Suddenly, there was word of another truck. Our group of dazed and confused travelers followed our flashlights to the new truck. It had no passengers except us -- bad luck, Allah only knew when it would leave in that case. Next to it was a pickup brimming with Africans and luggage and a bicycle and a goat. Full. Drat.

Sometimes being calm and rational is a good way to find solutions to problems. It didn't seem to be working in this case, so Juliette took over with an alternative approach: irate irrationality.

"We're getting on this truck," she said to me, pointing at the one that was overfull and preparing to leave.

"I guess we're getting on this truck," I said to Dan.

"Okay, well, it was good to have met you," he began to say goodbye.

"I guess we'll see you again in a minute," I said, cutting short his farewell, sure that there was no way this zany plan would work. Luggage filled the bed of the pickup, and was also hanging off the back in a rope mesh. Sitting on top of it all, elbow to elbow and knee to shoulder, were the passengers themselves. It made sense now why they charged extra for luggage; it was nearly interchangeable with people.

Without talking to the driver, without asking permission, up we went. First response wasn't the best imaginable; the woman closest to me shoved me repeatedly until I found a comfortable spot nearly over the edge. But perhaps that was just the normal way of defining boundaries. Soon enough, some men came to tie our backpacks onto the already precarious webbing hanging from the tail of the truck.

Dan, seeing that we'd secured a ride successfully, joined the bandwagon, adding his bag and squeezing in.

Apparently we could add infinite people -- I wasn't even sitting on the truck at all, but on the strapped-on luggage. So as long as each person added another bag...

The engine started. We began to move. Score one for irate irrationality. Juliette felt a little guilty for having behaved badly, but I had to admit it had worked.

Still dark, we're cruising along balanced on the back of a Toyota 4x4, probably stolen from Germany. It feels like a speedboat, bouncing and swaying over waves and wakes in the sand.

Juliette begins to laugh at me. What? She points at my hand. I'm holding on to the handlebar of a bicycle to keep from falling off the truck. The bicycle is tied onto the back of the truck even farther back than I am, and more precarious. I smile at the humor, but I don't let go of the handlebar.

Dawn. Truck stops. Everyone climbs down from the back of the truck. They face east. They bow.

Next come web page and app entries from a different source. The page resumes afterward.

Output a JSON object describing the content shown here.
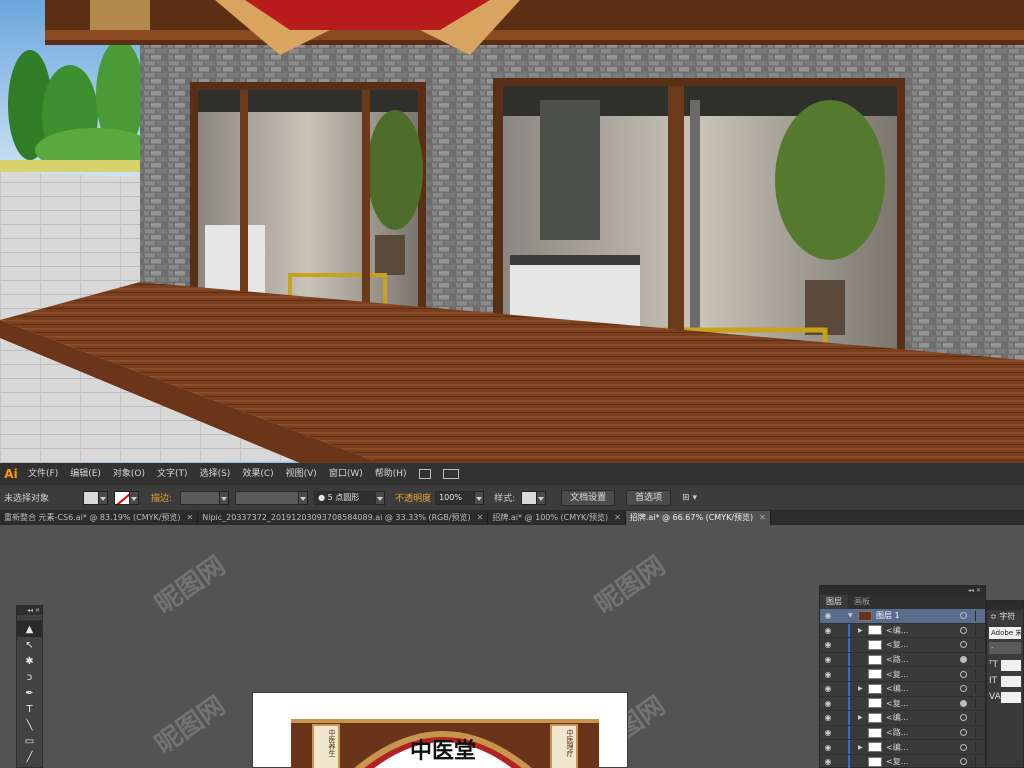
{
  "menubar": {
    "app_logo": "Ai",
    "items": [
      "文件(F)",
      "编辑(E)",
      "对象(O)",
      "文字(T)",
      "选择(S)",
      "效果(C)",
      "视图(V)",
      "窗口(W)",
      "帮助(H)"
    ]
  },
  "controlbar": {
    "selection_status": "未选择对象",
    "stroke_label": "描边:",
    "brush_value": "5 点圆形",
    "opacity_label": "不透明度",
    "opacity_value": "100%",
    "style_label": "样式:",
    "doc_setup_button": "文档设置",
    "preferences_button": "首选项"
  },
  "tabs": [
    {
      "label": "重新整合 元素-CS6.ai* @ 83.19% (CMYK/预览)",
      "active": false
    },
    {
      "label": "Nipic_20337372_20191203093708584089.ai @ 33.33% (RGB/预览)",
      "active": false
    },
    {
      "label": "招牌.ai* @ 100% (CMYK/预览)",
      "active": false
    },
    {
      "label": "招牌.ai* @ 66.67% (CMYK/预览)",
      "active": true
    }
  ],
  "tools": [
    "selection-tool",
    "direct-selection-tool",
    "magic-wand-tool",
    "lasso-tool",
    "pen-tool",
    "type-tool",
    "line-tool",
    "rectangle-tool",
    "brush-tool"
  ],
  "tool_glyphs": [
    "▲",
    "↖",
    "✱",
    "ↄ",
    "✒",
    "T",
    "╲",
    "▭",
    "╱"
  ],
  "layers_panel": {
    "tabs": [
      "图层",
      "画板"
    ],
    "main_layer": "图层 1",
    "rows": [
      {
        "name": "<编...",
        "expand": true,
        "circle_filled": false
      },
      {
        "name": "<复...",
        "expand": false,
        "circle_filled": false
      },
      {
        "name": "<路...",
        "expand": false,
        "circle_filled": true
      },
      {
        "name": "<复...",
        "expand": false,
        "circle_filled": false
      },
      {
        "name": "<编...",
        "expand": true,
        "circle_filled": false
      },
      {
        "name": "<复...",
        "expand": false,
        "circle_filled": true
      },
      {
        "name": "<编...",
        "expand": true,
        "circle_filled": false
      },
      {
        "name": "<路...",
        "expand": false,
        "circle_filled": false
      },
      {
        "name": "<编...",
        "expand": true,
        "circle_filled": false
      },
      {
        "name": "<复...",
        "expand": false,
        "circle_filled": false
      }
    ]
  },
  "character_panel": {
    "title": "字符",
    "font_field": "Adobe 宋",
    "style_field": "-"
  },
  "artboard": {
    "sign_title": "中医堂",
    "left_panel": "中医养生",
    "right_panel": "中医理疗"
  },
  "colors": {
    "wood": "#7a3f1e",
    "brick": "#7d7d7d",
    "accent_blue": "#2e6cd6",
    "ai_orange": "#ff9a00"
  }
}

Shortly, we're all back in our places. Until sunrise, when the situation is repeated. Two down, three to go, so passes a day in this Islamic Republic.

There was a time not too long ago that I was a little bit cold, I remember fondly as I begin to sweat. The wind helps, but dries out the body more than it cools it. We've been traveling in the open air for too many hours now. My cough from Morocco hasn't gone away, and this treatment isn't helping. There was a time when I would have stayed home from work if I felt this bad, and now I'm riding in the back of a pickup in the sun in the Sahara. I'd get more rest if I went to work.

Waiting two hours in the sun for a two hour ride. Typical Mauritanian tout de suite. I never particularly liked that term, and now I grow to despise it. We finally leave Atar around noon, sitting in another pickup, in the beginning of the hottest part of the day. I'm drinking water, trying to get rid of the headache that could only be from dehydration.

Overheated engine. Par for the course in this country. We pull over. Seems like we're half way up the hill. A camel herder leads his camels down the slope, greeting his friends from our truck as he passes. We find out later that it used to take an entire day to ascend this particular slope. Then the Prime Minister of France scheduled a visit and the French government paid to have the road paved. Lucky us.

It's three in the afternoon by the time the truck drops us off in Chinguitti. At this time yesterday we were preparing to board a train. We haven't stopped since, or even set foot since, or even set foot inside away from the sun. Now in an oasis in the desert, perhaps we can rest.